Throughout my courses, I remain committed to engaging students in discussion-driven critical analysis. I actively strive to create a classroom in which students can ask questions freely, engage with topics of power and diversity constructively, and build a foundation in core historical narratives, key concepts, and critical theory. My courses are often structured with the process of cyclical iteration as the foundation for improving skills and building knowledge, moving from identifying and comparing scholarly arguments at the beginning of the semester to ultimately having students share their own evidence-based arguments as forms of new knowledge production. Four pedagogical principles ground my courses:
1) Putting multiple viewpoints in conversation
2) Engaging students through play
3) Centering student production of knowledge, and
4) Moving learning beyond the classroom
In my research and teaching, I have found that the traditional “add diversity and stir” technique of storytelling does not foster a lasting connection to produce transformational learning. Using creative group exercises and student-centered discussions, I transform my classroom into a space where students across diverse backgrounds can not only detect layers of injustice and power, but can sit with them to drive their critical thinking.

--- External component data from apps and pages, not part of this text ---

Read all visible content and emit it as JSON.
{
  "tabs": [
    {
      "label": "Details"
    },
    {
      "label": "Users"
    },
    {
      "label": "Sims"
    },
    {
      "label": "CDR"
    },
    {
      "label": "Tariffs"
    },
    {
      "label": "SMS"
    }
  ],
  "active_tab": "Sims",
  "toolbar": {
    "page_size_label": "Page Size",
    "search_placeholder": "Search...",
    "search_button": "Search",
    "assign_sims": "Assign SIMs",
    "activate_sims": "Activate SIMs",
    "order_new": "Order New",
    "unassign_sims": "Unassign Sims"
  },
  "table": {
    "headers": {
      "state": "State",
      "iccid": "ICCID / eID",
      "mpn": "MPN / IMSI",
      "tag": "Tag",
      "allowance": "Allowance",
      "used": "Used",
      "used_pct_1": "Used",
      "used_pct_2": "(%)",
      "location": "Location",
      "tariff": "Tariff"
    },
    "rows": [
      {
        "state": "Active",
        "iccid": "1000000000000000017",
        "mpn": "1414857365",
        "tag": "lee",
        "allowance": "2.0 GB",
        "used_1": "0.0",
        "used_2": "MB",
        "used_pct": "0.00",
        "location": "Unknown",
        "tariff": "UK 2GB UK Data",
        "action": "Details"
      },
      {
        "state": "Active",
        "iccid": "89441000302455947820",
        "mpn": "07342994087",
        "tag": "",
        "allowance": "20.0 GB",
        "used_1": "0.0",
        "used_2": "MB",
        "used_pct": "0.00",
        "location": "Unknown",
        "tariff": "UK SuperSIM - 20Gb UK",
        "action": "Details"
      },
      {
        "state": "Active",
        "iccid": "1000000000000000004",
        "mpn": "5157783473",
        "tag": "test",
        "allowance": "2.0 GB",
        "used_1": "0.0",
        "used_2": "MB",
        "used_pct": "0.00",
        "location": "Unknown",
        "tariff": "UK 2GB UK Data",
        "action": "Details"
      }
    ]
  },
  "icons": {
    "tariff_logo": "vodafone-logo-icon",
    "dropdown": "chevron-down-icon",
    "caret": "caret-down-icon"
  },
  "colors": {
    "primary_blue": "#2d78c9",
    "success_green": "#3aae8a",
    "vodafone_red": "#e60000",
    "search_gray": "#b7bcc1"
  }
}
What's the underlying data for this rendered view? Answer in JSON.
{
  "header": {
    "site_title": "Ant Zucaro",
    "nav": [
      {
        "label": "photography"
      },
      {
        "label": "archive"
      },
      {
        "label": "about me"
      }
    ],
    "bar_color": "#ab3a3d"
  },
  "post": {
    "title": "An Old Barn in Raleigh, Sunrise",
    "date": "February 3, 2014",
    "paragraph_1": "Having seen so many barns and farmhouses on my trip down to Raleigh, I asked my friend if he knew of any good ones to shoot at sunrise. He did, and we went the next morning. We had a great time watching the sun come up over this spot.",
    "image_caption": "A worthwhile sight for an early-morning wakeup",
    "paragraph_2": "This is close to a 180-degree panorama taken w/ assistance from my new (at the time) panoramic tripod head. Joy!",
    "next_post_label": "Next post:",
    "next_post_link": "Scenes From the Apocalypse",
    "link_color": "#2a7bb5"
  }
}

In my U.S. history courses, I have students analyze subjects from multiple viewpoints to train them to pinpoint differences and similarities in arguments over time and across different contexts. At courses I teach at the University of Utah, Asia Campus, I integrate Reacting to the Past role-playing activities to allow students to experience a pivotal historical moment—the American Revolution, the women’s liberation movement, the Progressive era—through the perspective of a character.
When I taught about WWII-era Honolulu in my American Studies course at the University of Hawai‘i, students not only read historiography on internment, but compare memoirs written by a Pearl Harbor Naval Shipyard worker and a war-time prostitute as part of our larger discussion of how racism, sexism, and militarization fueled different types of physical, economic, social, and geographic regulation during World War II. Comparing different arguments and those representations in primary sources becomes a way for students to see multiple perspectives across a shared experience, revealing important differences in citizenship. As a final reflective task across my courses, students create a “mind map” that requires them to reflect on the course by putting divergent subjects in visual conversation with one another. Projects like these encourage originality and creativity in having students identify connections and patterns that connect law, culture, and science.
Across my courses, I use a variety of methods of assessment to engage students across various disciplines and backgrounds, including group exercises, student research presentations, experiential learning opportunities, and reading response papers. Because my courses are writing and discussion-intensive courses, I regularly use in-class activities and innovative mediums of instructional technology that encourage student engagement with concepts and materials. Certain group exercises, like writing skits and making maps, require students to apply shared knowledge to create a collaborative analytical project. Utilizing digitized archival collections, videos, and lectures as Prezis, I use technology to engage students in primary source analysis in new ways. When analyzing the connections between military and environmental tourism in Hawai‘i, students merge these topics by designing their own critical aloha shirts that shed light on the commodification of Hawaiian people, culture, and land in Hawaiian history. Playing with visuality and materiality in the classroom, such as having students design fashion inspired by class readings and construct edible food flags based on their family histories invites students to explore how seemingly non-academic topics like popular culture warrant deeper discussion of power and identity. My shyest students tasked with using food to analyze their own transnational and cross-cultural identities jump at the opportunity to present their family and community histories to their peers.
Throughout my courses, I offer opportunities for students to take learning beyond our class session to make course material personally and professionally relevant. When advising the final projects of my graduate urban design students at Ball State University, I had students demonstrate evidence of fieldwork, through interviews and secondary source research, to ensure they were accounting for the diverse impacts of their design proposals. In my undergraduate classes, I encourage students to add depth to course material through independent field trips, film screenings, and service-learning opportunities. Visits to historic sites, events, and cultural productions, as well as community-driven oral history and digital humanities projects help students make deeper connections to course material while taking responsibility for their own learning and engagement.